The story I heard was that researchers examined the happiness levels of people who had suffered the loss of a limb, and another group who had won substantial sums of money.
The point was that regardless of the event, within a number of months both groups had returned to their previous levels of happiness.
The story might not be true, but the central claim is something we’ve all witnessed in our own lives and in the lives of others. When the unthinkably bad or unimaginably wonderful occurs, we adapt to it sooner than we would ever expect from the outset.
Our minds excel at papering over existential crises. They also struggle to accept radical discontinuities in our life story.
Whatever your ‘set-point’ of happiness is, chances are you’ll return to that set-point over time. It would take a truly deep, meaningful, and enduring change to make a lasting impression, for better or for worse.
That’s why these saints and mystics want to keep suffering. Suffering prevents their sense of self-sufficiency, their self-conceit, from papering over the cracks once more.
And there’s an inevitability to suffering that gives it primacy over joy. I mean, we could go in the other direction – desiring impenetrable success and self-confidence, wanting to not only paper over the cracks but fill them in and concrete over the whole messy thing.

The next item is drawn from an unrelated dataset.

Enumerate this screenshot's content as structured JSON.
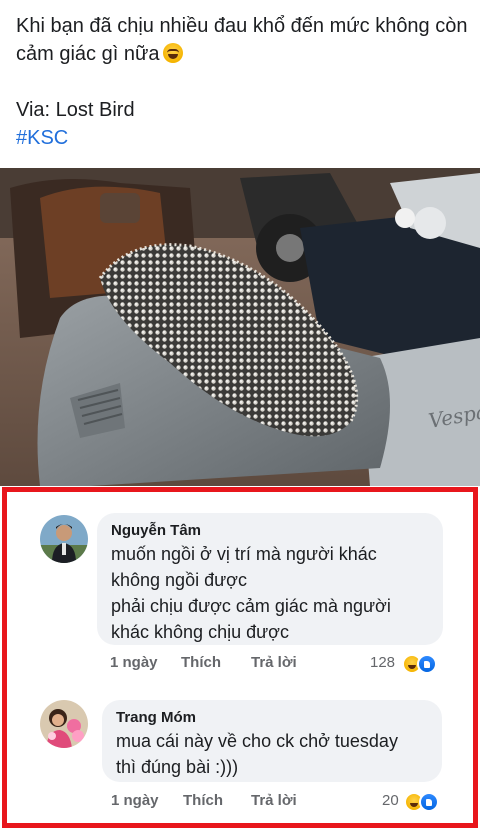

But it will fail eventually, one way or another. We are all going to die, so why strive to build our happiness on things that will fall apart before the end…not to mention what might come after the end.
There’s another reference: the wise man who builds on rock versus the fool who builds on sand.
We are exhorted to “store up treasure in heaven”, which to my mind implies learning to love God and letting go of the illusion of self-control.
Suffering helps us do that, because the part of us that suffers the most is the part we need to let go of.
Our pride is not easily defeated.
Maybe you’re fortunate, and your suffering, your natural poverty of spirit has helped you to see through delusions of self-sufficiency.
But when those who mourn are comforted, they might stop mourning. They might start thinking they understand how it all works. They might begin to feel in control, to feel self-sufficient, albeit in a spiritual rather than a worldly sense.
With spiritual pride the rules don’t change: the solution is still to recognise that we are not in control, or that the self who feels like it is in control is an illusion.
The difference is that whereas this realisation first came as a relief – a comfort against the struggle and suffering in life – now that we have found a measure of spiritual pride it comes as a thief in the night, threatening to take away what feels like a great success, the fruit of our spiritual efforts and understanding.
I think this is the general rule: those who exalt themselves will be humbled, and those who humble themselves will be exalted. The freedom that comes with grace is a joy and relief when we are burdened and weighed down by suffering. But it is a threat and accompanied by fear when we already feel on top of the world, in charge of our lives.
And when that sense of being in control is spiritual pride, the prospect of being humbled is even more fearsome and confusing because it threatens to shake our spiritual foundation.
That’s why a recurring theme of mysticism is the principle of reversion: within the polar opposites of light and dark, joy and suffering, fullness and emptiness, we should emulate the divine by embracing the lower half:
The Way itself is thus described in terms of “lower” qualities that actually encompass their opposites (“empty yet full”), and the best advice is to emulate the Way and hold fast to the conventionally lower element of the dyad. Once one is able to accomplish this, both sides of the dyad will be obtained.
The principle of reversion never ends. God never ceases to lower Himself, why should we?